# TASK DIRECTIONS:
What lines in the following entries hold the word "emoji"? Copy each one.

---------- RECORDS

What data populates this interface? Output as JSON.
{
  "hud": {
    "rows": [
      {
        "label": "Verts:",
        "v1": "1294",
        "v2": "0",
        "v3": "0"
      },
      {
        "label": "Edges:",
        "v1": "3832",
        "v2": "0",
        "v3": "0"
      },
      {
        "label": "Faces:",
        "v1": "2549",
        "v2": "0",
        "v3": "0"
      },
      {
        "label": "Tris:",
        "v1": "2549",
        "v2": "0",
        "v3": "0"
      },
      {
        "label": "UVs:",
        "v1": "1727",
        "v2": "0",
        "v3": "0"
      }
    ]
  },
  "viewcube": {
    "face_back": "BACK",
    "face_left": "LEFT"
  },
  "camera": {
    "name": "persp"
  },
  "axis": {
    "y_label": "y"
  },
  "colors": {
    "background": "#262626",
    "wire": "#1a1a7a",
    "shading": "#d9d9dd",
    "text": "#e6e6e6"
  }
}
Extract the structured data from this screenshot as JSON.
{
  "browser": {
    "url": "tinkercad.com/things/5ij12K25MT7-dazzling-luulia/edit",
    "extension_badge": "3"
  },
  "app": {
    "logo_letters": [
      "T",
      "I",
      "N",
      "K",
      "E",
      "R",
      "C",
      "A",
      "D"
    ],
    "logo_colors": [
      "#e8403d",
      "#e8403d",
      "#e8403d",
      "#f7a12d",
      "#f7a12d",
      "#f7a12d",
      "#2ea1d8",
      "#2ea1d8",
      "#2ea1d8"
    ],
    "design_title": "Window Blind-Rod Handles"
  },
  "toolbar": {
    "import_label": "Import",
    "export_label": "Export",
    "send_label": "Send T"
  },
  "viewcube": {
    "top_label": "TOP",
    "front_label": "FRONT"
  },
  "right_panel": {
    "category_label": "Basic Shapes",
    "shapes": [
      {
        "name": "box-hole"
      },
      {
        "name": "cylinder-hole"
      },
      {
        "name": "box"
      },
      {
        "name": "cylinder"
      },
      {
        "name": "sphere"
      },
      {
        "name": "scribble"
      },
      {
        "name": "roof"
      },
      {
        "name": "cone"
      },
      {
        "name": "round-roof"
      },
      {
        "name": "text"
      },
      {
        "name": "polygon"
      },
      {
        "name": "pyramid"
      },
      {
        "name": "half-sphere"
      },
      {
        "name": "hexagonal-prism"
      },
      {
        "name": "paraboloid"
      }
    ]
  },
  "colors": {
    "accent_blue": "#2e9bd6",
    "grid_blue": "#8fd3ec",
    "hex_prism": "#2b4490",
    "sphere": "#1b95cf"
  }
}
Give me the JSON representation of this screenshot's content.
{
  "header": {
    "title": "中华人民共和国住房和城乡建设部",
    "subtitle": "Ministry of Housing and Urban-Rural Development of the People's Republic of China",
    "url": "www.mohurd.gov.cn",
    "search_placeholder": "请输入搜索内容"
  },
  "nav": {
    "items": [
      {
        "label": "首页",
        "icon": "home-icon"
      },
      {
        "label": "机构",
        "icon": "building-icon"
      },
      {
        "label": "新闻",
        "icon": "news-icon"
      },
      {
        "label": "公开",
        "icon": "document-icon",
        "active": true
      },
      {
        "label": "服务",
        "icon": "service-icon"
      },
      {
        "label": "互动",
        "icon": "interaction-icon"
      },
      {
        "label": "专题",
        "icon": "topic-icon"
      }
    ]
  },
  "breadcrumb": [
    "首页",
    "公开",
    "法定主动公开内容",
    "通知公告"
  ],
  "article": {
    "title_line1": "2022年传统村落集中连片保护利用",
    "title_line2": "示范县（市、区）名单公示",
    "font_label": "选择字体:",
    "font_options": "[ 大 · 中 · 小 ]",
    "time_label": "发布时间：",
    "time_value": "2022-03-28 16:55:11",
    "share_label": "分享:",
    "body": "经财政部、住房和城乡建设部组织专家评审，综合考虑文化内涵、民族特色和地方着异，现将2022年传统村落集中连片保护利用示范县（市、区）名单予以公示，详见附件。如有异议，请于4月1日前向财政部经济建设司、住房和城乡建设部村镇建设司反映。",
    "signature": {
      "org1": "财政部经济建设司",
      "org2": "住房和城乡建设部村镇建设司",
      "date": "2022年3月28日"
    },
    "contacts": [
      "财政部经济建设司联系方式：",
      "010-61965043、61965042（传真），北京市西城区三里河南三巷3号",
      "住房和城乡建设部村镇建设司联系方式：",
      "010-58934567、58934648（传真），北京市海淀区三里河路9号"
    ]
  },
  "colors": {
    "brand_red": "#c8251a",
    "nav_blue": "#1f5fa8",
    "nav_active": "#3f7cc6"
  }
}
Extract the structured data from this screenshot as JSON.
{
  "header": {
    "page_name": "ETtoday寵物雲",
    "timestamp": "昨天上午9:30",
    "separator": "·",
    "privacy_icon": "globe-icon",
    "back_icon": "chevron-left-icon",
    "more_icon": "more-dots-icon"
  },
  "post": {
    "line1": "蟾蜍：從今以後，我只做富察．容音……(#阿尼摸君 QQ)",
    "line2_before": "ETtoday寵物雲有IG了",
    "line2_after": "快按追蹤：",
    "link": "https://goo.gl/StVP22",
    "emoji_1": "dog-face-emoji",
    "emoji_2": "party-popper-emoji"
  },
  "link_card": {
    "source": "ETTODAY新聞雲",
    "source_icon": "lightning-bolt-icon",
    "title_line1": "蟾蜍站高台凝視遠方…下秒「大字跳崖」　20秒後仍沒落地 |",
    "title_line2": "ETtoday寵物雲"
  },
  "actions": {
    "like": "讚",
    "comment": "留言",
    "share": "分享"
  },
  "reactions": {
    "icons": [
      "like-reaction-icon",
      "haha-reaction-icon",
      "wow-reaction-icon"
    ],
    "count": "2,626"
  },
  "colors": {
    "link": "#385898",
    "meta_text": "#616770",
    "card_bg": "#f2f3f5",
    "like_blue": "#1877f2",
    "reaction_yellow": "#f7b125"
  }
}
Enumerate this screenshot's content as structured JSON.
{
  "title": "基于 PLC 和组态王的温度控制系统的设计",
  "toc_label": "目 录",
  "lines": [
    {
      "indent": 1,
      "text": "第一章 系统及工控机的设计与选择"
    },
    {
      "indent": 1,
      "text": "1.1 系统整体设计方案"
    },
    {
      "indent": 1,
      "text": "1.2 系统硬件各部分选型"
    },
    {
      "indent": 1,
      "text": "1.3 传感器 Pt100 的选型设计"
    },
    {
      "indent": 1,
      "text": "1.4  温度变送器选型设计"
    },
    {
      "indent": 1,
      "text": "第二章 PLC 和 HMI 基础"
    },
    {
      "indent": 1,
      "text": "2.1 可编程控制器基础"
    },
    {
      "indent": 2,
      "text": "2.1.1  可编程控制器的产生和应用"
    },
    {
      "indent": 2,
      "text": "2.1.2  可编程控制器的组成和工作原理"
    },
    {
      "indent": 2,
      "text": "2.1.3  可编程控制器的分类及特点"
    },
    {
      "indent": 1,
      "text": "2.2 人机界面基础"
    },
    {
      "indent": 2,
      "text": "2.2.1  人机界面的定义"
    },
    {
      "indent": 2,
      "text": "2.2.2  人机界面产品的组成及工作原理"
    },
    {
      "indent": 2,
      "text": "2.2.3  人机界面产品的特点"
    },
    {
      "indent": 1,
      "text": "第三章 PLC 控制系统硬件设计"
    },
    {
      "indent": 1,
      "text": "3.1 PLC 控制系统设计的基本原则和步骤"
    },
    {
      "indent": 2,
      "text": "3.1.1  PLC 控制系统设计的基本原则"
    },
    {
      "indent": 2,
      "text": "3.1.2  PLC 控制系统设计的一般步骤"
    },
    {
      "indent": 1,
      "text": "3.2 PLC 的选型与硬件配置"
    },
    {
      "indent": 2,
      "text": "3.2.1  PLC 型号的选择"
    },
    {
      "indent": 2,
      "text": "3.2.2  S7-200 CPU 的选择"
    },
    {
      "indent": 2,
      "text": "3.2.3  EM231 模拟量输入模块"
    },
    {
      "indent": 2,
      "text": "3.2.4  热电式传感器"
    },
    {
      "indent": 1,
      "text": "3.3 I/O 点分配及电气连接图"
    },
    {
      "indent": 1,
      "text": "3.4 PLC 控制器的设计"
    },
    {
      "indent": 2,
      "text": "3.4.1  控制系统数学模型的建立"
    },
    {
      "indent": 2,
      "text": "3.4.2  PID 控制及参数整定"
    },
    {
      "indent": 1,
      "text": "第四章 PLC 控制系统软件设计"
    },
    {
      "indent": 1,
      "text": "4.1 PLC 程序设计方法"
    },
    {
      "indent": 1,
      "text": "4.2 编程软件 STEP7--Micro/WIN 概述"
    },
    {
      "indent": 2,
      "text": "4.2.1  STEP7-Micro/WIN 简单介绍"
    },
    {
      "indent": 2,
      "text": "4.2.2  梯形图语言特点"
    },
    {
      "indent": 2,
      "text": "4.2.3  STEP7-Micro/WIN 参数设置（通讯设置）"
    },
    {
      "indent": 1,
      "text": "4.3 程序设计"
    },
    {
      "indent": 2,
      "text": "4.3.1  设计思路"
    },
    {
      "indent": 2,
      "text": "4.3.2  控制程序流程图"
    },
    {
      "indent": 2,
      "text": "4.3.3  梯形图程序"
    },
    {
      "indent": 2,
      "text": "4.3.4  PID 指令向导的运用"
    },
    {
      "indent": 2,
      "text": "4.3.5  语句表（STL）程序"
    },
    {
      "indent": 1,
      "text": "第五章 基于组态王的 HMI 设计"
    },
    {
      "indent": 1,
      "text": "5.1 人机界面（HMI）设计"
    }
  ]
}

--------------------

# OUTPUT FOR THIS TASK:
    "emoji_1": "dog-face-emoji",
    "emoji_2": "party-popper-emoji"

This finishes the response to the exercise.